**Working data**:
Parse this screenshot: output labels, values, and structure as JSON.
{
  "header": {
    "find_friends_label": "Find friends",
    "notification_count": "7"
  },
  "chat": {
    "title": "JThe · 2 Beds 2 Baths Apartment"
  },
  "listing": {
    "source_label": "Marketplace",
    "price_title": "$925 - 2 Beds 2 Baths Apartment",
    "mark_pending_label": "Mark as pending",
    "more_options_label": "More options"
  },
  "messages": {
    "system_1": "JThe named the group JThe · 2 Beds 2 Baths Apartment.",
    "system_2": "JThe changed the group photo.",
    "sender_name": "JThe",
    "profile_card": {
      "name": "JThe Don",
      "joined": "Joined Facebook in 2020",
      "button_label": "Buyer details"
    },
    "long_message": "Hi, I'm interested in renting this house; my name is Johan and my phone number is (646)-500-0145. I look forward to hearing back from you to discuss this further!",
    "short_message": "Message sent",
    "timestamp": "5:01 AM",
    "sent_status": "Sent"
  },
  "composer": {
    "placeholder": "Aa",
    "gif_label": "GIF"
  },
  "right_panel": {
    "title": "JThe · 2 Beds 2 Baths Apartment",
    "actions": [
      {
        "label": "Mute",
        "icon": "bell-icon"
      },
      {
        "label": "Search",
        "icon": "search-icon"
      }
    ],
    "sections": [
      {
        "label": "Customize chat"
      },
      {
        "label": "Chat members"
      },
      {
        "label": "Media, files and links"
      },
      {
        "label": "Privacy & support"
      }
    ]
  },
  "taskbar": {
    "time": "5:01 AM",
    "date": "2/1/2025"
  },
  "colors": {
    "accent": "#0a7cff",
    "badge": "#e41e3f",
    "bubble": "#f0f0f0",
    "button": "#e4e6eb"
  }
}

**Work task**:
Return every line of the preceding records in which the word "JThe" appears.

**Output of the task**:
    "title": "JThe · 2 Beds 2 Baths Apartment"
    "system_1": "JThe named the group JThe · 2 Beds 2 Baths Apartment.",
    "system_2": "JThe changed the group photo.",
    "sender_name": "JThe",
      "name": "JThe Don",
    "title": "JThe · 2 Beds 2 Baths Apartment",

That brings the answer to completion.